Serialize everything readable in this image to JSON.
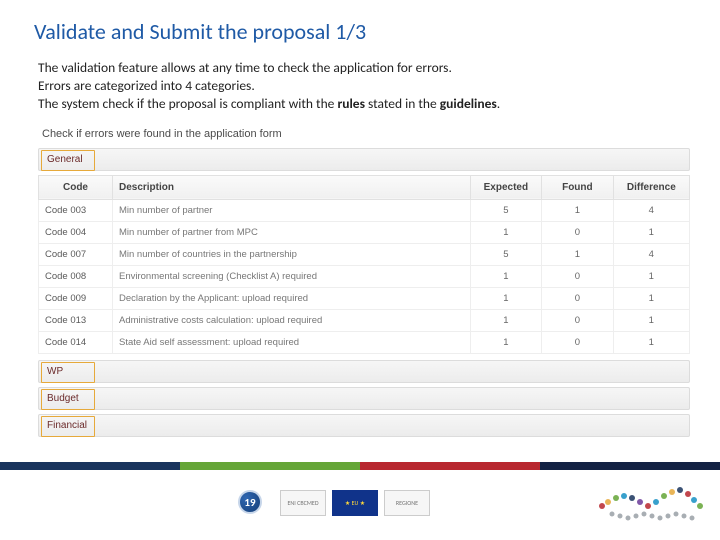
{
  "title": "Validate and Submit the proposal 1/3",
  "intro": {
    "line1": "The validation feature allows at any time to check the application for errors.",
    "line2": "Errors are categorized into 4 categories.",
    "line3a": "The system check if the proposal is compliant with the ",
    "line3b": "rules",
    "line3c": " stated in the ",
    "line3d": "guidelines",
    "line3e": "."
  },
  "panel_header": "Check if errors were found in the application form",
  "categories": {
    "general": "General",
    "wp": "WP",
    "budget": "Budget",
    "financial": "Financial"
  },
  "table": {
    "headers": {
      "code": "Code",
      "desc": "Description",
      "exp": "Expected",
      "found": "Found",
      "diff": "Difference"
    },
    "rows": [
      {
        "code": "Code 003",
        "desc": "Min number of partner",
        "exp": "5",
        "found": "1",
        "diff": "4"
      },
      {
        "code": "Code 004",
        "desc": "Min number of partner from MPC",
        "exp": "1",
        "found": "0",
        "diff": "1"
      },
      {
        "code": "Code 007",
        "desc": "Min number of countries in the partnership",
        "exp": "5",
        "found": "1",
        "diff": "4"
      },
      {
        "code": "Code 008",
        "desc": "Environmental screening (Checklist A) required",
        "exp": "1",
        "found": "0",
        "diff": "1"
      },
      {
        "code": "Code 009",
        "desc": "Declaration by the Applicant: upload required",
        "exp": "1",
        "found": "0",
        "diff": "1"
      },
      {
        "code": "Code 013",
        "desc": "Administrative costs calculation: upload required",
        "exp": "1",
        "found": "0",
        "diff": "1"
      },
      {
        "code": "Code 014",
        "desc": "State Aid self assessment: upload required",
        "exp": "1",
        "found": "0",
        "diff": "1"
      }
    ]
  },
  "page_number": "19",
  "logos": {
    "eni": "ENI CBCMED",
    "eu": "★ EU ★",
    "it": "REGIONE"
  }
}
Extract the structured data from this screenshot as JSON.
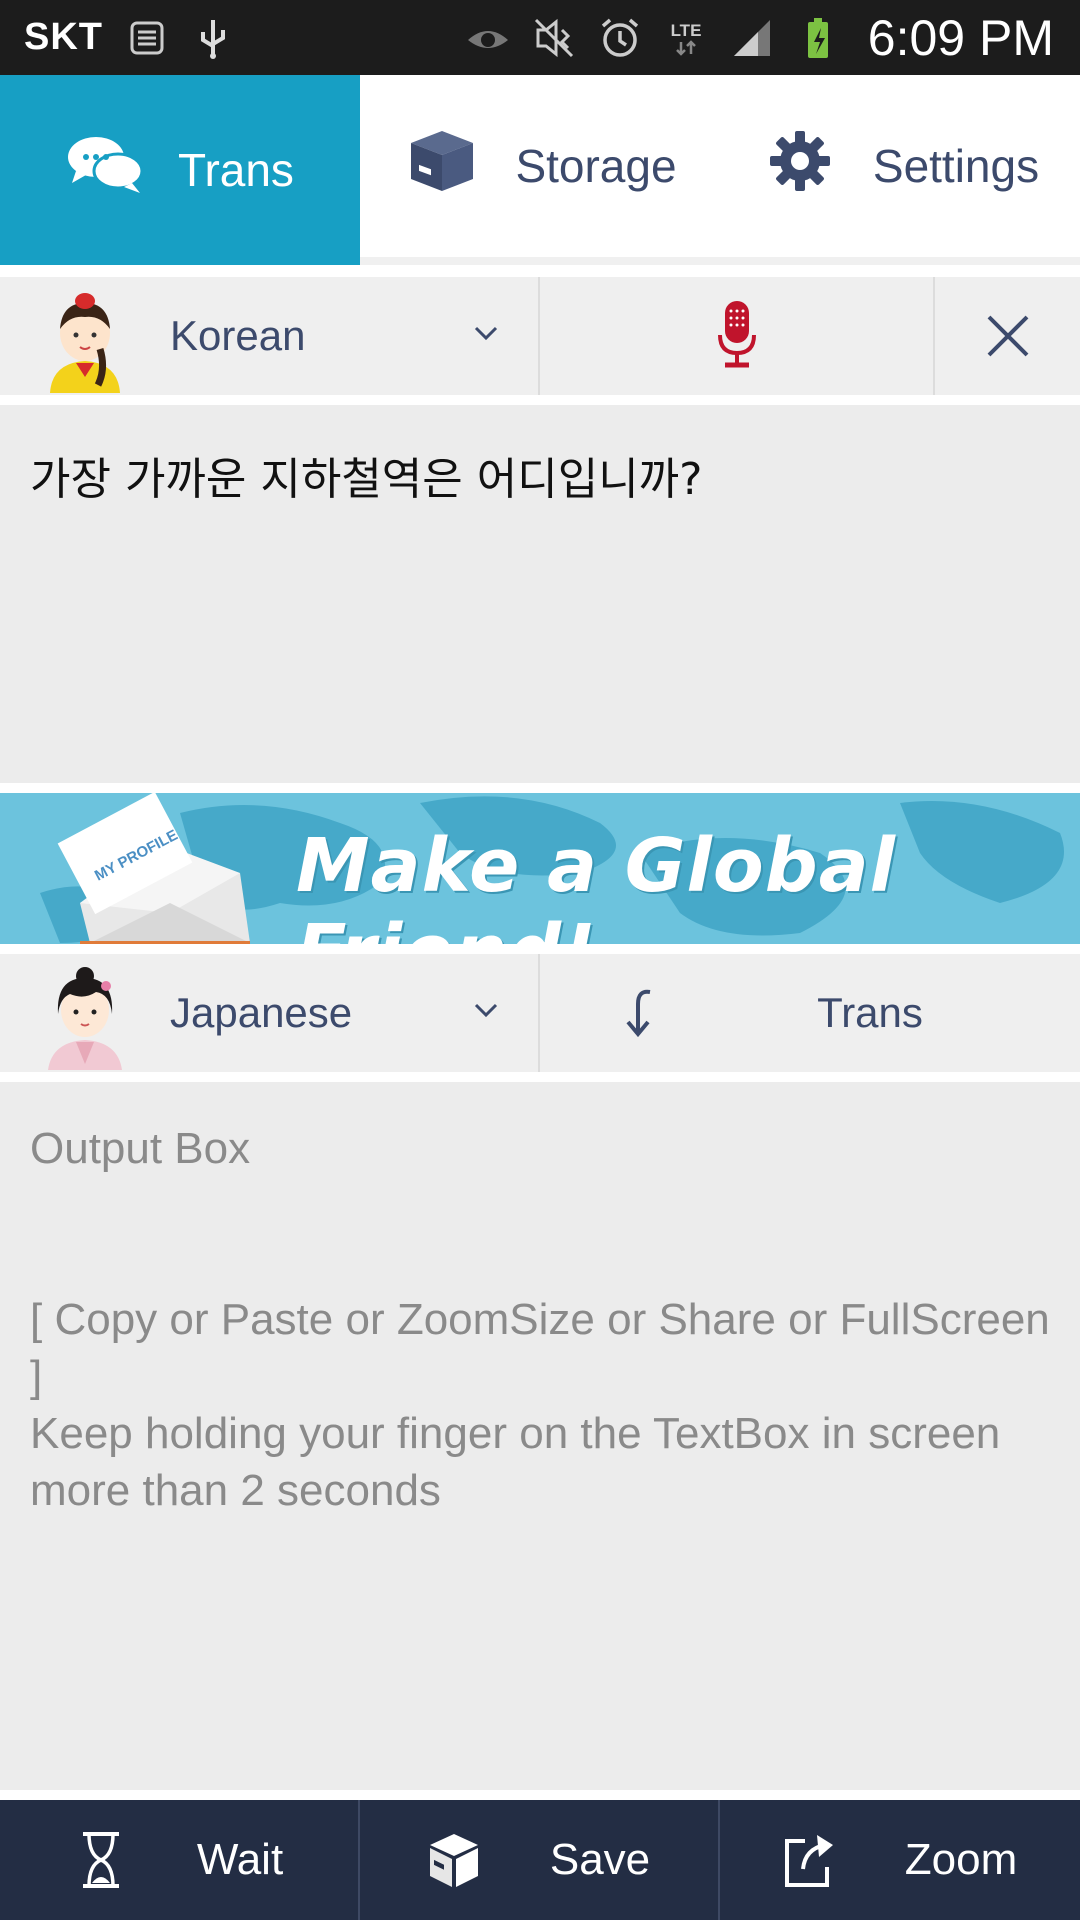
{
  "status_bar": {
    "carrier": "SKT",
    "time": "6:09 PM",
    "battery_color": "#7cc242"
  },
  "tabs": [
    {
      "label": "Trans",
      "icon": "chat-bubbles-icon",
      "active": true
    },
    {
      "label": "Storage",
      "icon": "box-icon",
      "active": false
    },
    {
      "label": "Settings",
      "icon": "gear-icon",
      "active": false
    }
  ],
  "source": {
    "language": "Korean",
    "input_text": "가장 가까운 지하철역은 어디입니까?"
  },
  "banner": {
    "text": "Make a Global Friend!",
    "envelope_label": "MY PROFILE"
  },
  "target": {
    "language": "Japanese",
    "trans_label": "Trans"
  },
  "output": {
    "title": "Output Box",
    "hint_line1": "[ Copy or Paste or ZoomSize or Share or FullScreen ]",
    "hint_line2": "Keep holding your finger on the TextBox in screen more than 2 seconds"
  },
  "bottom_bar": {
    "wait_label": "Wait",
    "save_label": "Save",
    "zoom_label": "Zoom"
  },
  "colors": {
    "accent": "#179fc4",
    "navy": "#3c4a6c",
    "toolbar": "#232d44",
    "mic": "#c0142c"
  }
}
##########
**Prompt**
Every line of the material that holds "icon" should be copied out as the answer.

**Answer to the problem**
      "icon": "chat-bubbles-icon",
      "icon": "box-icon",
      "icon": "gear-icon",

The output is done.